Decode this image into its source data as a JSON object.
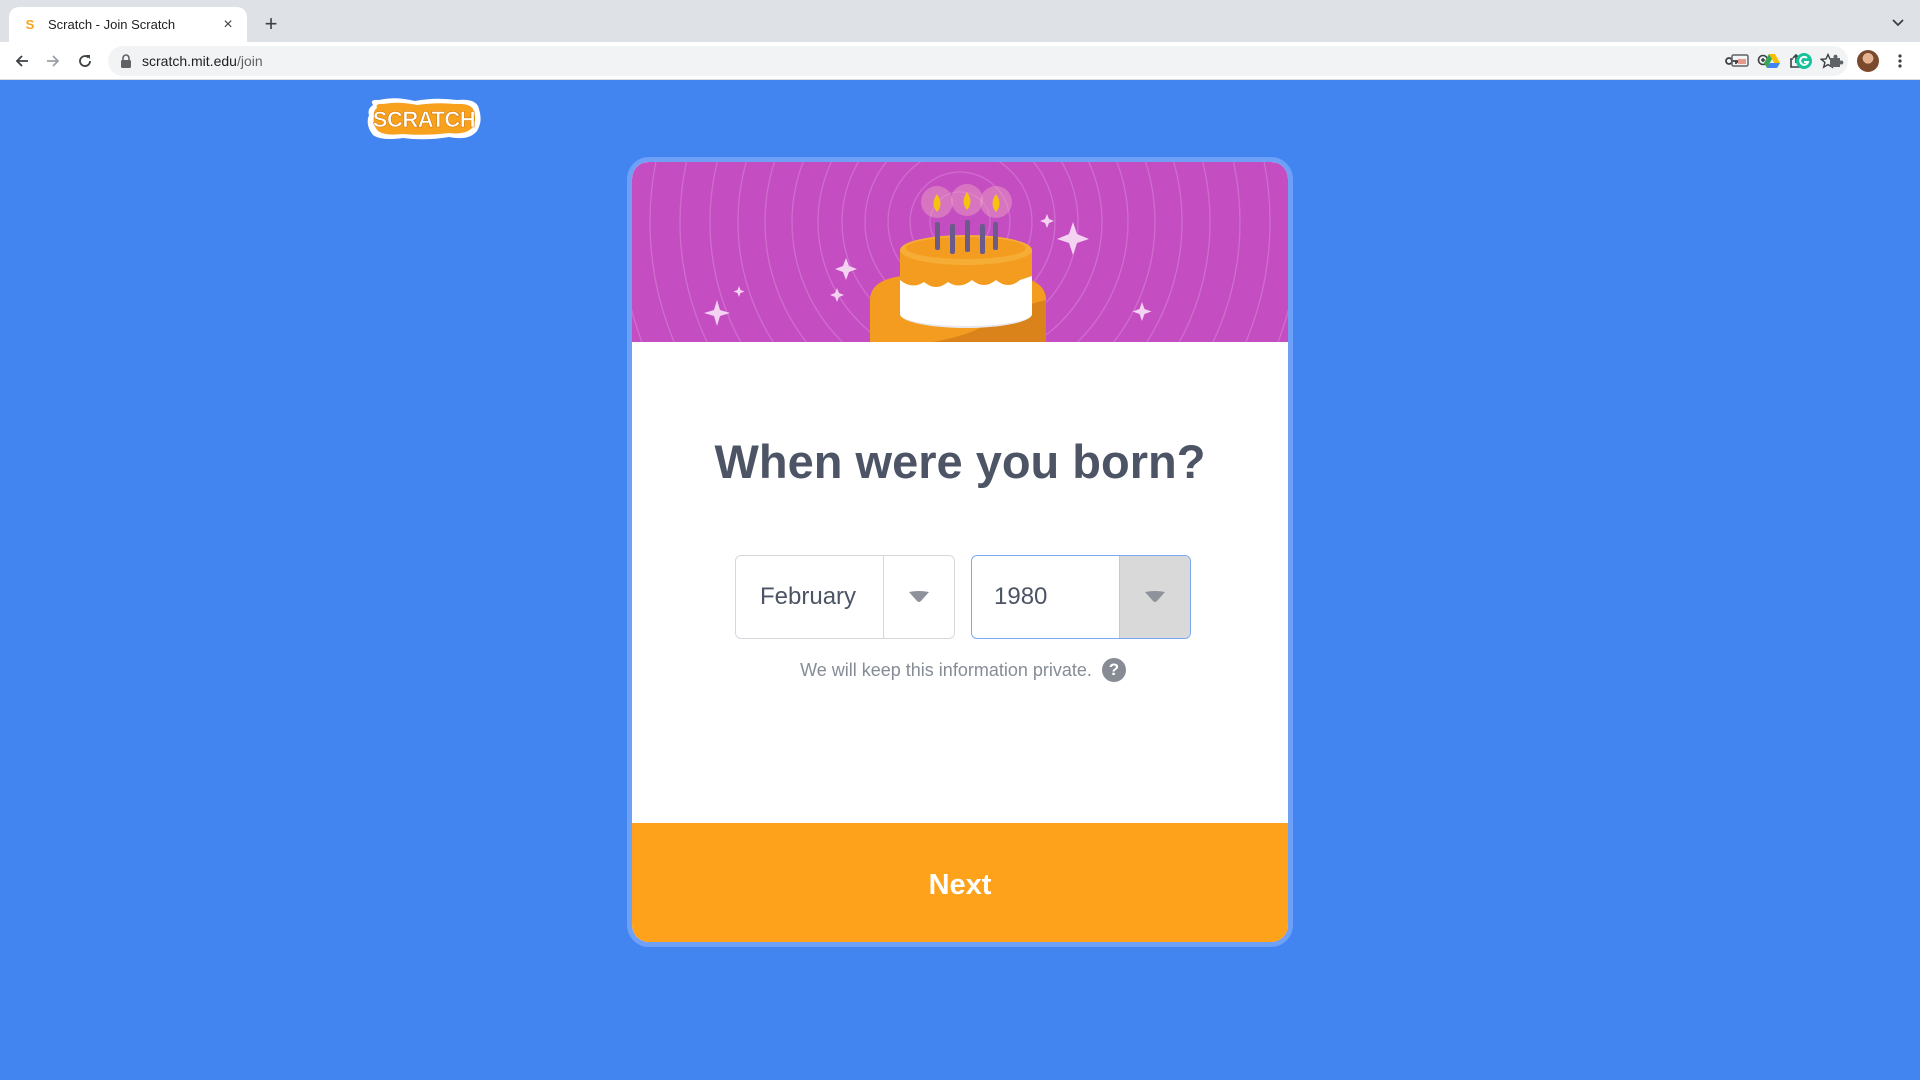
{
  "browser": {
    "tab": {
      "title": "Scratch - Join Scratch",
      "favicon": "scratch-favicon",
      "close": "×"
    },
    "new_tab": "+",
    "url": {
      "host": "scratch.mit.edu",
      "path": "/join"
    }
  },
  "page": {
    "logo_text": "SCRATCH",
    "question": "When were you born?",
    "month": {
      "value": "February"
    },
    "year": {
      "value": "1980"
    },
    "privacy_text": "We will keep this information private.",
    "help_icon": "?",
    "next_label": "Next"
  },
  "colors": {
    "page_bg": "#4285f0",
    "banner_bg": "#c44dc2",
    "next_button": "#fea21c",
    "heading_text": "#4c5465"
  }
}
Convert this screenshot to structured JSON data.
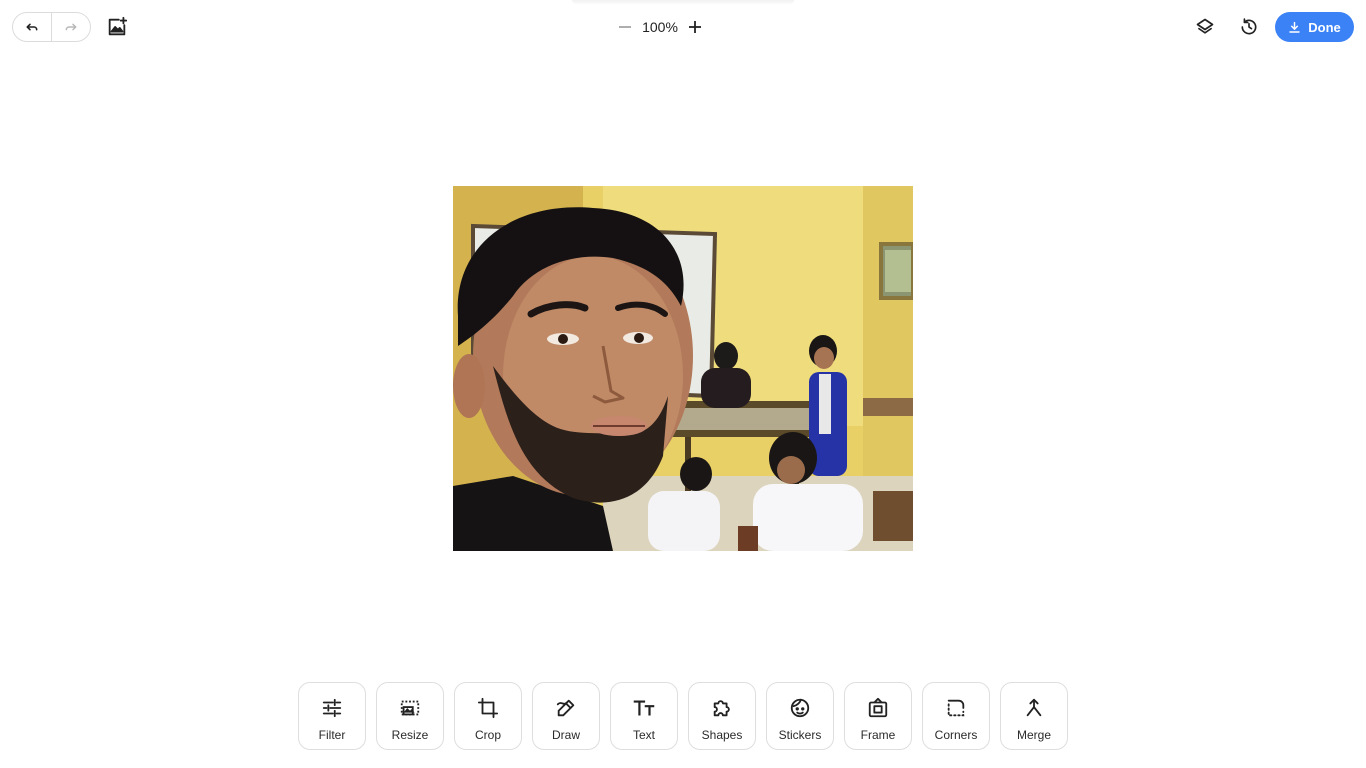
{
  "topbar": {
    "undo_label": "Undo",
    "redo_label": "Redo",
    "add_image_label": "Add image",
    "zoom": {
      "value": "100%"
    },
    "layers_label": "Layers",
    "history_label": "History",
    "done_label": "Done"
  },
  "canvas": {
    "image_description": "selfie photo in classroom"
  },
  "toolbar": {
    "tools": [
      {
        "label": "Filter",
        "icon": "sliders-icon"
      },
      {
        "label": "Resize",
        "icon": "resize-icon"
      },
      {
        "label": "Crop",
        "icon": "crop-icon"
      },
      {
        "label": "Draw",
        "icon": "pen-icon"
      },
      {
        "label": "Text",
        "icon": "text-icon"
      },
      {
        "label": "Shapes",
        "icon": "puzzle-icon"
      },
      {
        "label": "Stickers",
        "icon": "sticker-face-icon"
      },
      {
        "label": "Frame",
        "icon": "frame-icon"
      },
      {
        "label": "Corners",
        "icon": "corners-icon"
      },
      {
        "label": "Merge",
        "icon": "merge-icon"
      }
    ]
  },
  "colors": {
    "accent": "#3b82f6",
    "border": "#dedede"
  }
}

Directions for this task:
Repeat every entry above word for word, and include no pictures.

Exercise solution:
Decode this image into its source data as a JSON object.
{
  "browser": {
    "tab": {
      "title": "Scratch - Join Scratch",
      "favicon": "scratch-favicon",
      "close": "×"
    },
    "new_tab": "+",
    "url": {
      "host": "scratch.mit.edu",
      "path": "/join"
    }
  },
  "page": {
    "logo_text": "SCRATCH",
    "question": "When were you born?",
    "month": {
      "value": "February"
    },
    "year": {
      "value": "1980"
    },
    "privacy_text": "We will keep this information private.",
    "help_icon": "?",
    "next_label": "Next"
  },
  "colors": {
    "page_bg": "#4285f0",
    "banner_bg": "#c44dc2",
    "next_button": "#fea21c",
    "heading_text": "#4c5465"
  }
}
Convert this screenshot to structured JSON data.
{
  "topbar": {
    "undo_label": "Undo",
    "redo_label": "Redo",
    "add_image_label": "Add image",
    "zoom": {
      "value": "100%"
    },
    "layers_label": "Layers",
    "history_label": "History",
    "done_label": "Done"
  },
  "canvas": {
    "image_description": "selfie photo in classroom"
  },
  "toolbar": {
    "tools": [
      {
        "label": "Filter",
        "icon": "sliders-icon"
      },
      {
        "label": "Resize",
        "icon": "resize-icon"
      },
      {
        "label": "Crop",
        "icon": "crop-icon"
      },
      {
        "label": "Draw",
        "icon": "pen-icon"
      },
      {
        "label": "Text",
        "icon": "text-icon"
      },
      {
        "label": "Shapes",
        "icon": "puzzle-icon"
      },
      {
        "label": "Stickers",
        "icon": "sticker-face-icon"
      },
      {
        "label": "Frame",
        "icon": "frame-icon"
      },
      {
        "label": "Corners",
        "icon": "corners-icon"
      },
      {
        "label": "Merge",
        "icon": "merge-icon"
      }
    ]
  },
  "colors": {
    "accent": "#3b82f6",
    "border": "#dedede"
  }
}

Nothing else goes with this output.